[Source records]

::::

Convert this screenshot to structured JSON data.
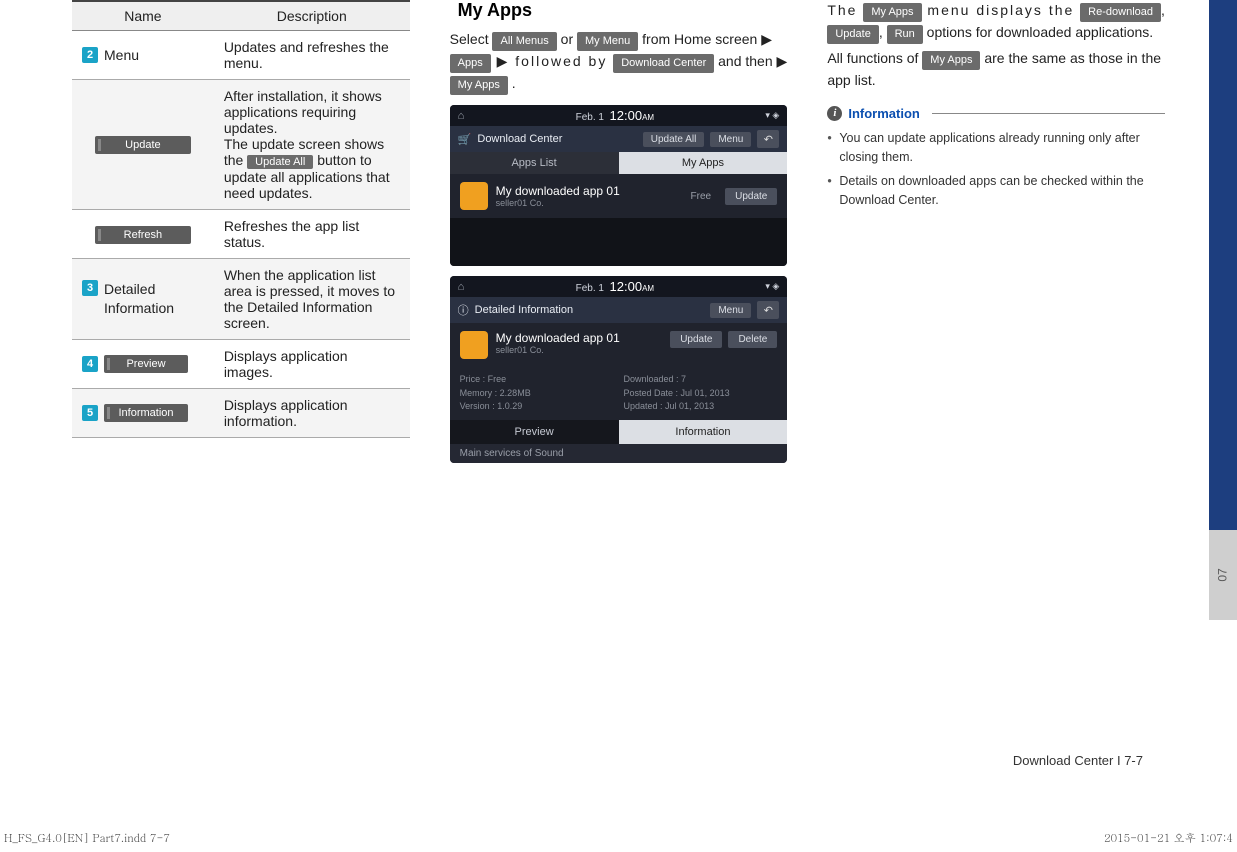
{
  "table": {
    "headers": [
      "Name",
      "Description"
    ],
    "rows": [
      {
        "num": "2",
        "name": "Menu",
        "desc": "Updates and refreshes the menu."
      },
      {
        "chip": "Update",
        "desc_pre": "After installation, it shows applications requiring updates.\nThe update screen shows the ",
        "inline_chip": "Update All",
        "desc_post": " button to update all applications that need updates."
      },
      {
        "chip": "Refresh",
        "desc": "Refreshes the app list status."
      },
      {
        "num": "3",
        "name": "Detailed Information",
        "desc": "When the application list area is pressed, it moves to the Detailed Information screen."
      },
      {
        "num": "4",
        "chip": "Preview",
        "desc": "Displays application images."
      },
      {
        "num": "5",
        "chip": "Information",
        "desc": "Displays application information."
      }
    ]
  },
  "col2": {
    "title": "My Apps",
    "line1_a": "Select ",
    "chip_all_menus": "All Menus",
    "or": " or ",
    "chip_my_menu": "My Menu",
    "line1_b": " from Home screen ▶ ",
    "chip_apps": "Apps",
    "line1_c": " ▶ followed by ",
    "chip_dl_center": "Download Center",
    "line1_d": " and then ▶ ",
    "chip_my_apps": "My Apps",
    "period": " ."
  },
  "device1": {
    "date": "Feb. 1",
    "time": "12:00",
    "ampm": "AM",
    "title": "Download Center",
    "btn_update_all": "Update All",
    "btn_menu": "Menu",
    "tab_inactive": "Apps List",
    "tab_active": "My Apps",
    "app_name": "My downloaded app 01",
    "app_seller": "seller01 Co.",
    "free": "Free",
    "btn_update": "Update"
  },
  "device2": {
    "date": "Feb. 1",
    "time": "12:00",
    "ampm": "AM",
    "title": "Detailed Information",
    "btn_menu": "Menu",
    "app_name": "My downloaded app 01",
    "app_seller": "seller01 Co.",
    "btn_update": "Update",
    "btn_delete": "Delete",
    "meta_left": "Price : Free\nMemory : 2.28MB\nVersion : 1.0.29",
    "meta_right": "Downloaded : 7\nPosted Date : Jul 01, 2013\nUpdated : Jul 01, 2013",
    "tab_dark": "Preview",
    "tab_light": "Information",
    "footer": "Main services of Sound"
  },
  "col3": {
    "line1_a": "The ",
    "chip_my_apps": "My Apps",
    "line1_b": " menu displays the ",
    "chip_redl": "Re-download",
    "comma1": ", ",
    "chip_update": "Update",
    "comma2": ", ",
    "chip_run": "Run",
    "line1_c": " options for downloaded applications.",
    "line2_a": "All functions of ",
    "chip_my_apps2": "My Apps",
    "line2_b": " are the same as those in the app list.",
    "info_label": "Information",
    "bullets": [
      "You can update applications already running only after closing them.",
      "Details on downloaded apps can be checked within the Download Center."
    ]
  },
  "side_num": "07",
  "footer": "Download Center I 7-7",
  "print_left": "H_FS_G4.0[EN] Part7.indd   7-7",
  "print_right": "2015-01-21   오후 1:07:4"
}
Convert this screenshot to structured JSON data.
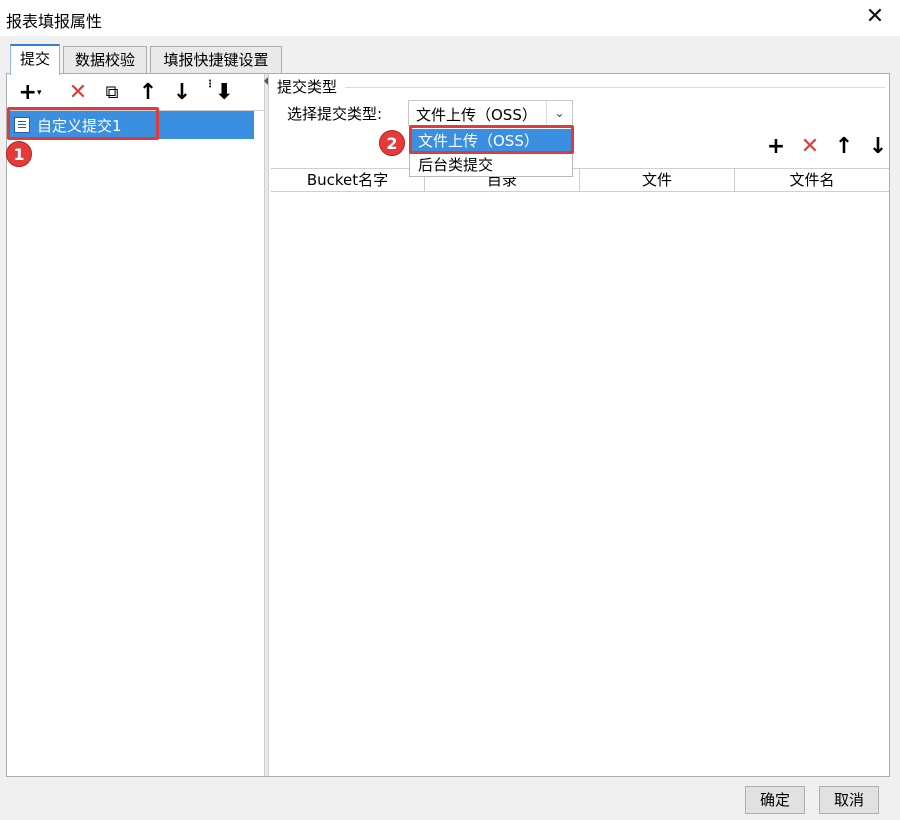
{
  "window": {
    "title": "报表填报属性",
    "close_icon": "close-icon"
  },
  "tabs": [
    {
      "label": "提交",
      "active": true
    },
    {
      "label": "数据校验",
      "active": false
    },
    {
      "label": "填报快捷键设置",
      "active": false
    }
  ],
  "left_toolbar": {
    "items": [
      {
        "name": "add",
        "icon": "plus-dropdown-icon",
        "glyph": "+"
      },
      {
        "name": "delete",
        "icon": "delete-x-icon",
        "glyph": "✕"
      },
      {
        "name": "copy",
        "icon": "copy-icon",
        "glyph": "⧉"
      },
      {
        "name": "move-up",
        "icon": "arrow-up-icon",
        "glyph": "↑"
      },
      {
        "name": "move-down",
        "icon": "arrow-down-icon",
        "glyph": "↓"
      },
      {
        "name": "sort-down",
        "icon": "sort-down-icon",
        "glyph": "⇣"
      }
    ]
  },
  "tree": {
    "items": [
      {
        "label": "自定义提交1",
        "icon": "file-icon",
        "selected": true
      }
    ]
  },
  "annotations": {
    "badge1": "1",
    "badge2": "2",
    "color": "#e03b3b"
  },
  "right": {
    "section_title": "提交类型",
    "select_label": "选择提交类型:",
    "combo_value": "文件上传（OSS）",
    "dropdown_options": [
      {
        "label": "文件上传（OSS）",
        "selected": true
      },
      {
        "label": "后台类提交",
        "selected": false
      }
    ],
    "toolbar": [
      {
        "name": "add",
        "icon": "plus-icon",
        "glyph": "+"
      },
      {
        "name": "delete",
        "icon": "delete-x-icon",
        "glyph": "✕"
      },
      {
        "name": "move-up",
        "icon": "arrow-up-icon",
        "glyph": "↑"
      },
      {
        "name": "move-down",
        "icon": "arrow-down-icon",
        "glyph": "↓"
      }
    ],
    "table": {
      "columns": [
        "Bucket名字",
        "目录",
        "文件",
        "文件名"
      ]
    }
  },
  "footer": {
    "ok_label": "确定",
    "cancel_label": "取消"
  },
  "colors": {
    "selection": "#3b8fe0",
    "tab_accent": "#2f7fd4",
    "delete_red": "#e03b3b"
  }
}
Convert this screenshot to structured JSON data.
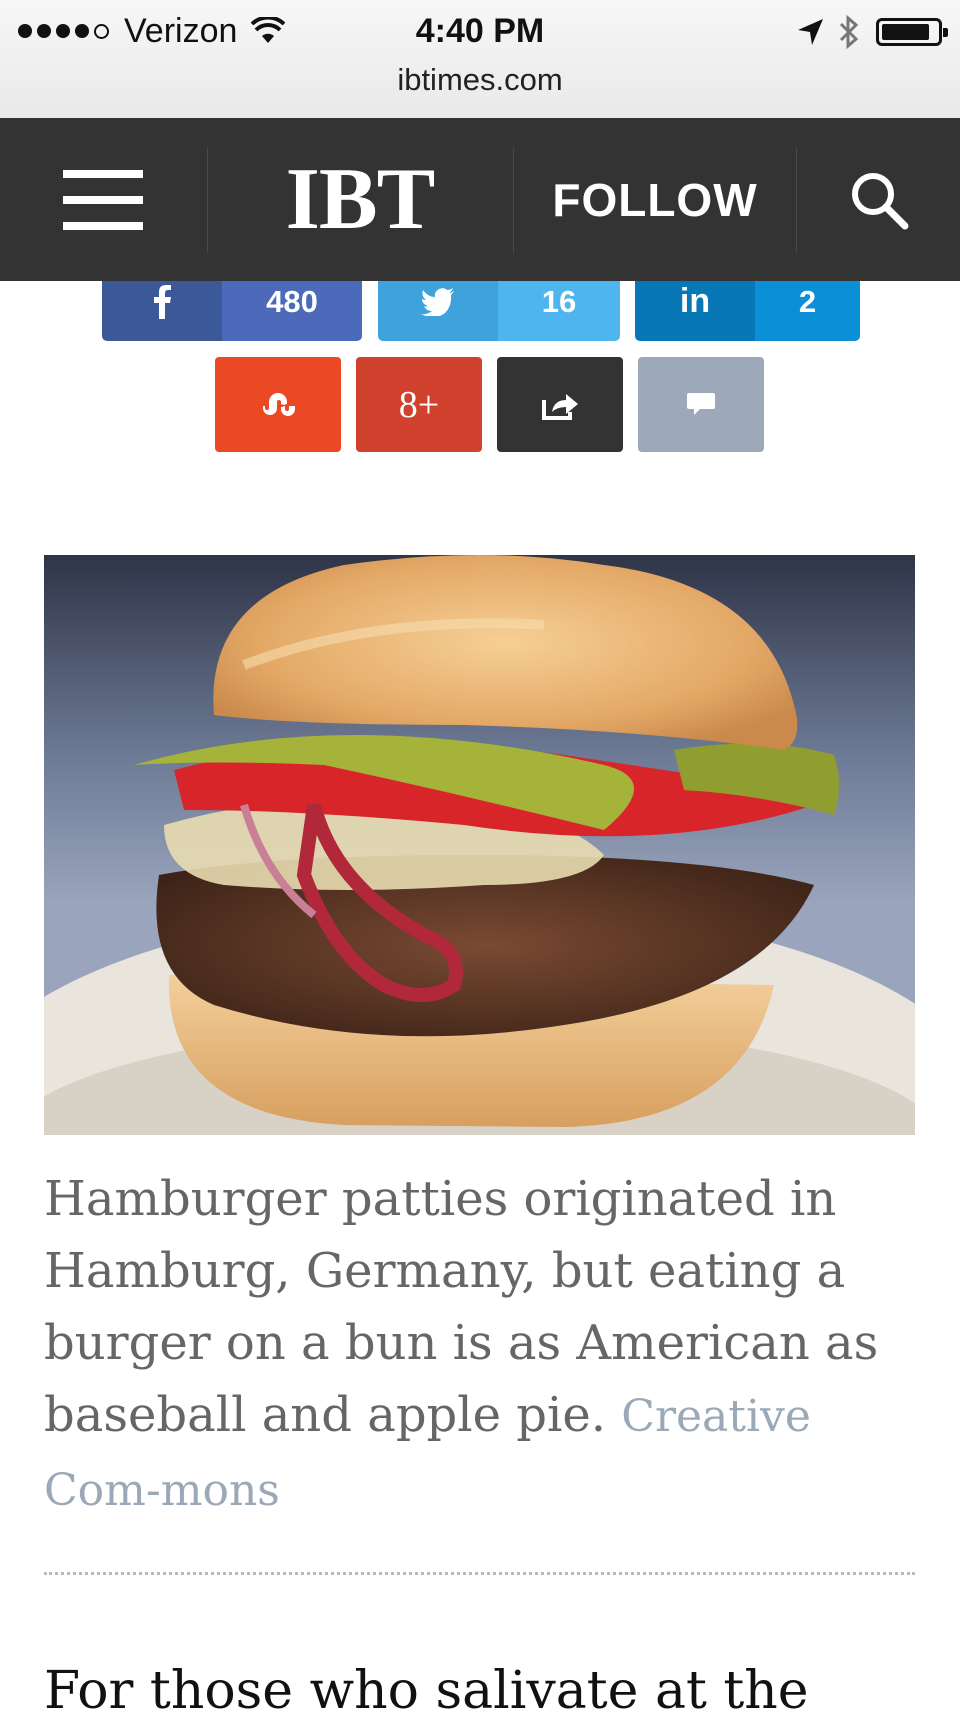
{
  "status_bar": {
    "carrier": "Verizon",
    "time": "4:40 PM",
    "url": "ibtimes.com"
  },
  "navbar": {
    "logo": "IBT",
    "follow_label": "FOLLOW",
    "background": "#333333"
  },
  "share": {
    "facebook": {
      "count": "480",
      "color": "#3b5998",
      "count_color": "#4c69ba"
    },
    "twitter": {
      "count": "16",
      "color": "#3ea3dc",
      "count_color": "#4fb5ee"
    },
    "linkedin": {
      "count": "2",
      "color": "#0877b5",
      "count_color": "#0b8fd6"
    },
    "stumbleupon": {
      "color": "#eb4924"
    },
    "googleplus": {
      "label": "8+",
      "color": "#d0422e"
    },
    "share": {
      "color": "#333333"
    },
    "comment": {
      "color": "#9da8b8"
    }
  },
  "article": {
    "image_name": "hamburger-photo",
    "caption": "Hamburger patties originated in Hamburg, Germany, but eating a burger on a bun is as American as baseball and apple pie.",
    "credit": "Creative Com-mons",
    "body_start": "For those who salivate at the"
  }
}
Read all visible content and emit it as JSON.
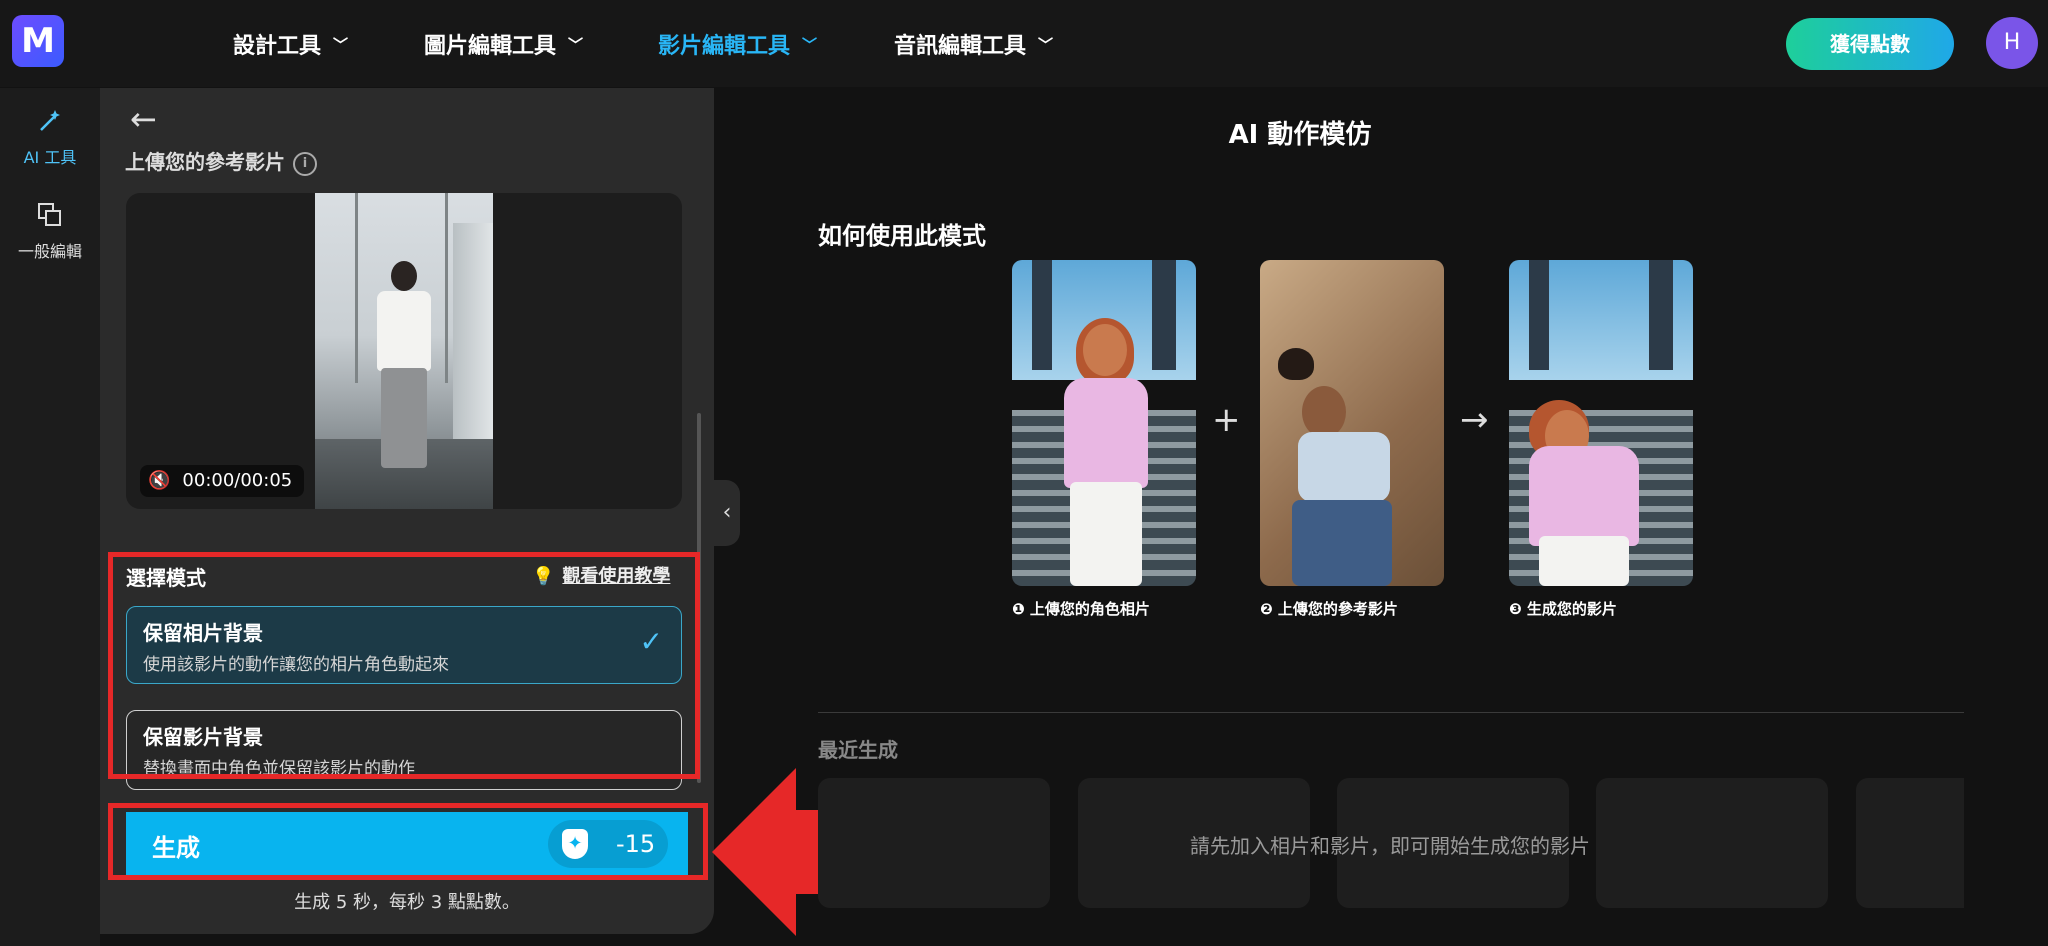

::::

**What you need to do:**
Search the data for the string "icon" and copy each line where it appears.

**Response to the exercise:**
    "close_icon": "close-icon"
        "icon": "plus-dropdown-icon",
        "icon": "delete-x-icon",
        "icon": "copy-icon",
        "icon": "arrow-up-icon",
        "icon": "arrow-down-icon",
        "icon": "sort-down-icon",
        "icon": "file-icon",
        "icon": "plus-icon",
        "icon": "delete-x-icon",
        "icon": "arrow-up-icon",
        "icon": "arrow-down-icon",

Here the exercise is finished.